Step Two – The Promissory
Once the lawyer has completed all they had to check, they will provide their client – the investor – with a report on the property.
The lawyer will also request a promissory contract from the seller of the property that must include all the important points of the sale, as well as a complete rundown of the property. The lawyer will send these documents to their client – the investor – along with their professional thoughts on the matter and the advice on whether or not their client – the investor – should seek to make any changes to the contract. Once the investor and the seller both agree on the terms and conditions of the promissory contract, the investor must then pay the second amount which is usually a percentage of the overall price of the property and this figure can vary drastically – from ten percent of the total price to sixty percent of the total price -.
Once all of this takes place, the contract becomes legally registered and it is, from there on, very difficult for the seller to pull out of the sale. As a matter of fact, the law of the country of Portugal states that if the seller pulls out of a promissory contract, they have to pay double the amount that has already been paid back to the investor. This law has been put in place to provide assurance to the investors as the severity of the penalties for pulling out of the contract stop virtually everyone from doing it.
Step Three – The Deeds
This step is a rather simple and straightforward one, as the most complicated of the work has been done in the previous step with the promissory contract.

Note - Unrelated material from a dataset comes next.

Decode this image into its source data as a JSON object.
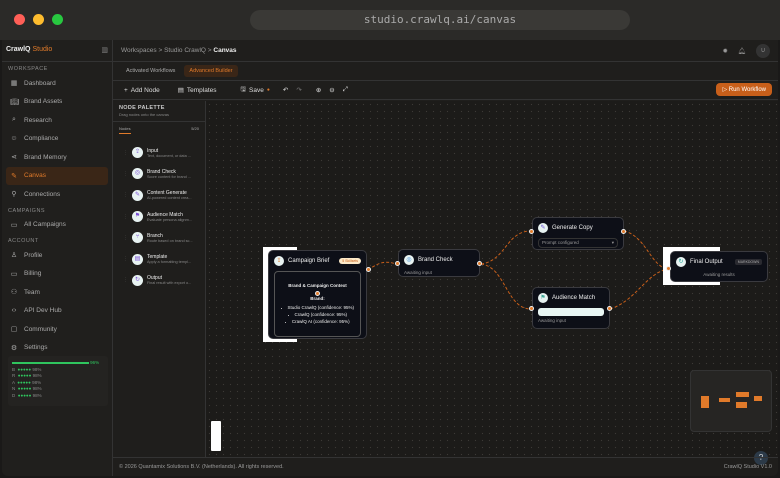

If the property that the investor has purchased was an off plan property, then their lawyer uses this point in time to check and make sure that the property has all of the relevant licenses in place, as well as that the property is fully debt free. Once the lawyer has certified all of this, the investor will then complete their purchase and make the payment for the rest of the balance. Their lawyer will then register the property under the investor’s name and they will own the freehold of a property in the country of Portugal.

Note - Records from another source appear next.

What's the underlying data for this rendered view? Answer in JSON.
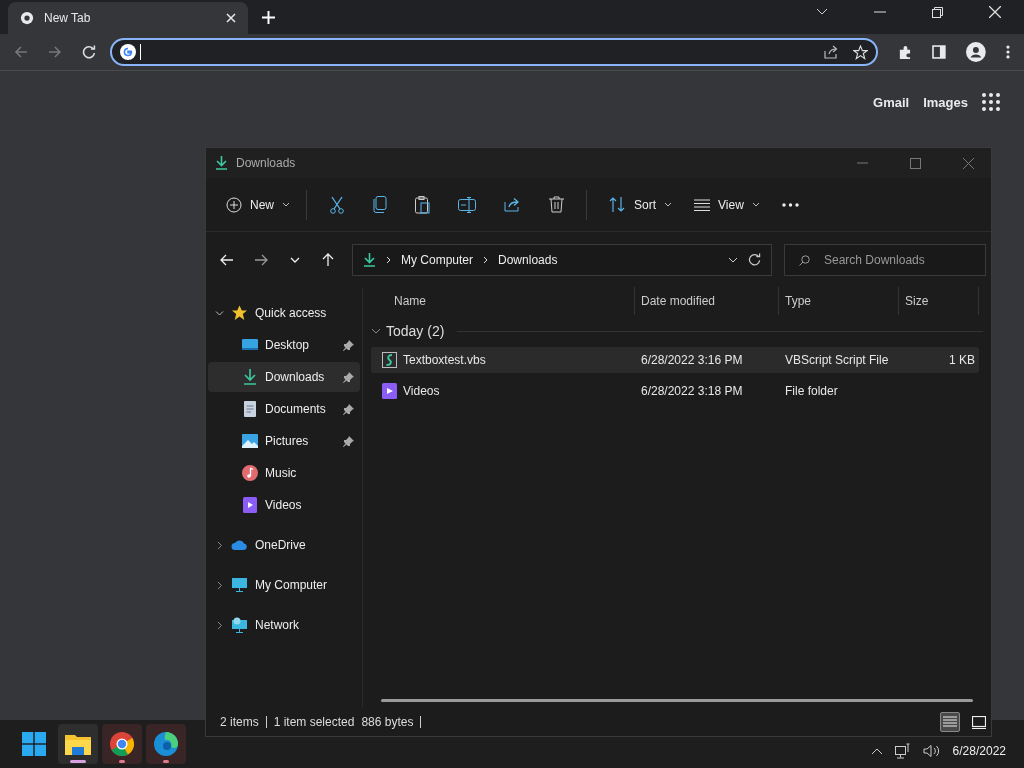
{
  "browser": {
    "tab": {
      "title": "New Tab"
    },
    "links": [
      "Gmail",
      "Images"
    ]
  },
  "explorer": {
    "title": "Downloads",
    "toolbar": {
      "new": "New",
      "sort": "Sort",
      "view": "View"
    },
    "path": [
      "My Computer",
      "Downloads"
    ],
    "search": {
      "placeholder": "Search Downloads"
    },
    "sidebar": [
      {
        "label": "Quick access",
        "kind": "star",
        "expanded": true,
        "selected": false,
        "children": [
          {
            "label": "Desktop",
            "kind": "desktop",
            "pinned": true,
            "selected": false
          },
          {
            "label": "Downloads",
            "kind": "download",
            "pinned": true,
            "selected": true
          },
          {
            "label": "Documents",
            "kind": "document",
            "pinned": true,
            "selected": false
          },
          {
            "label": "Pictures",
            "kind": "picture",
            "pinned": true,
            "selected": false
          },
          {
            "label": "Music",
            "kind": "music",
            "pinned": false,
            "selected": false
          },
          {
            "label": "Videos",
            "kind": "video",
            "pinned": false,
            "selected": false
          }
        ]
      },
      {
        "label": "OneDrive",
        "kind": "cloud",
        "expanded": false,
        "selected": false
      },
      {
        "label": "My Computer",
        "kind": "monitor",
        "expanded": false,
        "selected": false
      },
      {
        "label": "Network",
        "kind": "network",
        "expanded": false,
        "selected": false
      }
    ],
    "columns": [
      "Name",
      "Date modified",
      "Type",
      "Size"
    ],
    "group": {
      "label": "Today (2)",
      "expanded": true
    },
    "files": [
      {
        "name": "Textboxtest.vbs",
        "kind": "script",
        "date": "6/28/2022 3:16 PM",
        "type": "VBScript Script File",
        "size": "1 KB",
        "selected": true
      },
      {
        "name": "Videos",
        "kind": "video",
        "date": "6/28/2022 3:18 PM",
        "type": "File folder",
        "selected": false
      }
    ],
    "status": {
      "count": "2 items",
      "selection": "1 item selected",
      "bytes": "886 bytes"
    },
    "views": [
      {
        "kind": "details",
        "selected": true
      },
      {
        "kind": "tiles",
        "selected": false
      }
    ]
  },
  "taskbar": {
    "apps": [
      {
        "kind": "start",
        "active": false,
        "running": false
      },
      {
        "kind": "explorer",
        "active": true,
        "running": true
      },
      {
        "kind": "chrome",
        "active": false,
        "running": true
      },
      {
        "kind": "edge",
        "active": false,
        "running": true
      }
    ],
    "clock": {
      "date": "6/28/2022"
    }
  }
}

If the property that the investor is looking to purchase is ready and the investor already has all the necessary funds in place, it is even possible to skip the step two and go straight to the deeds.